__DATA UNDER STUDY__.
☆ ☆ ☆ ☆

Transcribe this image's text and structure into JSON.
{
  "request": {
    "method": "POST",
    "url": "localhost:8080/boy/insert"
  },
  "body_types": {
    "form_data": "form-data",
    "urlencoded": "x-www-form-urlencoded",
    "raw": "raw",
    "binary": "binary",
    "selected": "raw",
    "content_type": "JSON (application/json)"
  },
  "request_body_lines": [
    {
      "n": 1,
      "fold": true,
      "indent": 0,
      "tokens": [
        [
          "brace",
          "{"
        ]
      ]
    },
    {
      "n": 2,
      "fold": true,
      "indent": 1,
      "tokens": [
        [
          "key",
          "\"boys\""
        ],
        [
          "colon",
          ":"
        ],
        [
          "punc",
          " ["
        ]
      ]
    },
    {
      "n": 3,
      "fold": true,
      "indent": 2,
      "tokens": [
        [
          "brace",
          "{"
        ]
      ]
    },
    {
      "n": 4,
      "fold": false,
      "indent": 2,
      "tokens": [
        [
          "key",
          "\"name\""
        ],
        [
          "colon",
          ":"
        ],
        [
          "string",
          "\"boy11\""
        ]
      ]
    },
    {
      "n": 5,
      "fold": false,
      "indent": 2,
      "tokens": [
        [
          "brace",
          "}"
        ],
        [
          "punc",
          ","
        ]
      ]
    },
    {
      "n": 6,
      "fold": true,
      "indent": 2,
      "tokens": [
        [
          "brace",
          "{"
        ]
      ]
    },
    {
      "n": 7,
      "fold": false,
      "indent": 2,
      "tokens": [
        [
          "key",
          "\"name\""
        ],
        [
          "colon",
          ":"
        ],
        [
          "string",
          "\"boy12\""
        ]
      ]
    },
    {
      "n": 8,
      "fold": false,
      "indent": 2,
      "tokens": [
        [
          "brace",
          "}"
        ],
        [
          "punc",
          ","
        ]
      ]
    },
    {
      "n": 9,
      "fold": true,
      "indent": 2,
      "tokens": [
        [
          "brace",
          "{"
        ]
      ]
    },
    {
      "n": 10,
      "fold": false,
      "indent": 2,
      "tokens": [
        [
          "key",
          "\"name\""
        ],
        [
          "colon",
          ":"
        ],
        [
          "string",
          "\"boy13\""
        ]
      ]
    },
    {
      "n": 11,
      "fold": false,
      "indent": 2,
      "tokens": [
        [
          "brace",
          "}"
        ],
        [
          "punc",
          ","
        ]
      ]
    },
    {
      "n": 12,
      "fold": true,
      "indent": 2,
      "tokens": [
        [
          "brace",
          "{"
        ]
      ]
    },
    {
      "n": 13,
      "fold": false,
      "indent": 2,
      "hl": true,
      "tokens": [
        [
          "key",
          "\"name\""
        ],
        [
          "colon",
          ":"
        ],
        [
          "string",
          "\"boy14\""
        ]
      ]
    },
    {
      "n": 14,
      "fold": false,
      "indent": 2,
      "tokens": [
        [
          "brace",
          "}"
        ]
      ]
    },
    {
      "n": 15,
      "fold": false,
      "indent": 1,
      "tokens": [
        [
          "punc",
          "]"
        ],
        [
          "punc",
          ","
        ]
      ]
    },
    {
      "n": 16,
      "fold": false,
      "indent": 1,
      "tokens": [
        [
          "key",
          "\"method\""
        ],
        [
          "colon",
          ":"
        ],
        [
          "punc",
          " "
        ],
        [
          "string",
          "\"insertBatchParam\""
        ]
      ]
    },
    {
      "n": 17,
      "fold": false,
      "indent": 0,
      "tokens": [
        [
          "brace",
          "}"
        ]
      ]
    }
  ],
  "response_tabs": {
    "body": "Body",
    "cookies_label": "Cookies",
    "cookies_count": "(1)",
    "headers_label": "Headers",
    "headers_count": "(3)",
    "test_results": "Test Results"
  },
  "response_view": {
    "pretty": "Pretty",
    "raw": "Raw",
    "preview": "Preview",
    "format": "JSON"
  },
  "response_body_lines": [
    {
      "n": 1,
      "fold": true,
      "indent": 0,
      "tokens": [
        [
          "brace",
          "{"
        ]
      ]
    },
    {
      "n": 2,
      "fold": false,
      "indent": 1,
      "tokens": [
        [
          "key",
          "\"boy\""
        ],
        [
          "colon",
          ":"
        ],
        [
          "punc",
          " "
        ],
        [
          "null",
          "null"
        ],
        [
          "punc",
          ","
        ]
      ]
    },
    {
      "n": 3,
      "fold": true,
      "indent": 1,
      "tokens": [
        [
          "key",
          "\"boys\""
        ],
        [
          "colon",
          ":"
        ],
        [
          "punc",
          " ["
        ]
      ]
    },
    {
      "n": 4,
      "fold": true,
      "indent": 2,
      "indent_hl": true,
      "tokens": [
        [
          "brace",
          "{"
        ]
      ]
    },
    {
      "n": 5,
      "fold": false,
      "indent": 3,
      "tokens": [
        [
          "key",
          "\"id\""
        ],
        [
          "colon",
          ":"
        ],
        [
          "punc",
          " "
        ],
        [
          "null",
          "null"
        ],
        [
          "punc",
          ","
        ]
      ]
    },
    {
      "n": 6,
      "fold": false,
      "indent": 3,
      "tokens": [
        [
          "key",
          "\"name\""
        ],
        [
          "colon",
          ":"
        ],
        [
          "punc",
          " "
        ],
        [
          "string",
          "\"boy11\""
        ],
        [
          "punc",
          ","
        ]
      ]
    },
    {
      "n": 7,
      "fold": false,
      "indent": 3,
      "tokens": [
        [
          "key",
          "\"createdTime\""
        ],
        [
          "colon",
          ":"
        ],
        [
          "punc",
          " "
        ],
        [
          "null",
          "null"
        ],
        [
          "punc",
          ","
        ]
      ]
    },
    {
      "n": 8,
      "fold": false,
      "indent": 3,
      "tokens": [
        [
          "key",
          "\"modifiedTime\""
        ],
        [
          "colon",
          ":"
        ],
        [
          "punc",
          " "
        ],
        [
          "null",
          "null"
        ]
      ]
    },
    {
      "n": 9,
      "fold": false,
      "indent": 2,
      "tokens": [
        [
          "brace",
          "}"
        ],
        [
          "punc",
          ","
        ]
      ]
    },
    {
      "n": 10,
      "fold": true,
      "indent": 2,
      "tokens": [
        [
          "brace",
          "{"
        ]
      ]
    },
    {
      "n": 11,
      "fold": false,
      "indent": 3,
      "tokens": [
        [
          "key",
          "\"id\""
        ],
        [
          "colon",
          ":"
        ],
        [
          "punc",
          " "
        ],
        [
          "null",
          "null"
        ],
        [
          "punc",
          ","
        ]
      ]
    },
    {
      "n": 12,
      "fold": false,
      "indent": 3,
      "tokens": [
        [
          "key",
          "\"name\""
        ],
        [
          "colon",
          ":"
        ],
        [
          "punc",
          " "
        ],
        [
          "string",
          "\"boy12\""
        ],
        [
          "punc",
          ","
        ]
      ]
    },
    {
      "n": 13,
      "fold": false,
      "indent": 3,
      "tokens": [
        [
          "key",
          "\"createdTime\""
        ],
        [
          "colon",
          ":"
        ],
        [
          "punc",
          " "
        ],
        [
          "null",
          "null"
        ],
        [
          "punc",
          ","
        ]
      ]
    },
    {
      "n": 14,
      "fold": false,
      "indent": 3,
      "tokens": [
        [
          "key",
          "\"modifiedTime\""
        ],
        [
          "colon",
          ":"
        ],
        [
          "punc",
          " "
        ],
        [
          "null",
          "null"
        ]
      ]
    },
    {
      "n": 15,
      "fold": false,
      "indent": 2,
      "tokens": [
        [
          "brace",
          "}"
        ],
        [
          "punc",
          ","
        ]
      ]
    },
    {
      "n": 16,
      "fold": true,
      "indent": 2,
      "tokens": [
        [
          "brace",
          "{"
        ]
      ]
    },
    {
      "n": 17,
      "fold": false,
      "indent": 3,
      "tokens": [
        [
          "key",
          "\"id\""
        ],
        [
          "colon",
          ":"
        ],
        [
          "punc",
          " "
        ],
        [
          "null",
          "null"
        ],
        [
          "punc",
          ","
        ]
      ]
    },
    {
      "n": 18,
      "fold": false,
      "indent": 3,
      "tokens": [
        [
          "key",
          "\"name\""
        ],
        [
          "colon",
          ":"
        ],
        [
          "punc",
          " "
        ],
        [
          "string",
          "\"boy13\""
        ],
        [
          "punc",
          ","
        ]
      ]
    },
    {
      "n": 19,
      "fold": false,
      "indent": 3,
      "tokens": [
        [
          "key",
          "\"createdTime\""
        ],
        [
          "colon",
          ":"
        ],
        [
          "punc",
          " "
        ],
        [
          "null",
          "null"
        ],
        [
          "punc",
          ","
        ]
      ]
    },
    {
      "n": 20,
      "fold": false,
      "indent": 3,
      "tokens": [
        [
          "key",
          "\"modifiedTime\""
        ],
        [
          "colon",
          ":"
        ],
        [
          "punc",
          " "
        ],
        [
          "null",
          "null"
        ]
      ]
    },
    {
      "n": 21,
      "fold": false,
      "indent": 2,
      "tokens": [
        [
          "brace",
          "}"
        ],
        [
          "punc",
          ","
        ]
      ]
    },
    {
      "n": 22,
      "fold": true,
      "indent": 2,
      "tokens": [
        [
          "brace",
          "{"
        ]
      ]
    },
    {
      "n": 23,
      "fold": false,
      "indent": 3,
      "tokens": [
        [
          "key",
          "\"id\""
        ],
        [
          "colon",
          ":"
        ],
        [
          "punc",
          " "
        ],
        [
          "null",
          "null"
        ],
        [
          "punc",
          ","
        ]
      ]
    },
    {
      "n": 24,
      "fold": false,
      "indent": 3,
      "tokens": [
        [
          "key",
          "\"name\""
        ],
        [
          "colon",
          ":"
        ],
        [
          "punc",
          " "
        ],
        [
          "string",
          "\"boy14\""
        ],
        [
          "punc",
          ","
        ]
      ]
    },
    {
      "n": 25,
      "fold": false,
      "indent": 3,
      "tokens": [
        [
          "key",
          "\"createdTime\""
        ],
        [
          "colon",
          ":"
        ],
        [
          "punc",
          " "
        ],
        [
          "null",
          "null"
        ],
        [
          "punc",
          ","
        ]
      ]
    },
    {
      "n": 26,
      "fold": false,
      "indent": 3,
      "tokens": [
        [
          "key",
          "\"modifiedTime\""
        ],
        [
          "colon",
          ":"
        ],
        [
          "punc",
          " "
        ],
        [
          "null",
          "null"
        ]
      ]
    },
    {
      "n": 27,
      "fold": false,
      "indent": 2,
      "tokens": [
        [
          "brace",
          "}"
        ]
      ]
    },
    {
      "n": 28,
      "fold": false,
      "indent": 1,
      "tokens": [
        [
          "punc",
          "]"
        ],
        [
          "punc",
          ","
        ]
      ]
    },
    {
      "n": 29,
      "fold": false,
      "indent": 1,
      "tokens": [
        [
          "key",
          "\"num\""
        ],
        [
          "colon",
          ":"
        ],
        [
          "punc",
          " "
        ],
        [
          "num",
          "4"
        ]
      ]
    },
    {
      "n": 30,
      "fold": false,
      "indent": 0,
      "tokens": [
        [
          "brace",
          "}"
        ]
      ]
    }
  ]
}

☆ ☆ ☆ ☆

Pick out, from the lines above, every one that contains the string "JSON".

__SOLUTION TO THE PROBLEM__.
Transcribe this image's text and structure into JSON.
    "content_type": "JSON (application/json)"
    "format": "JSON"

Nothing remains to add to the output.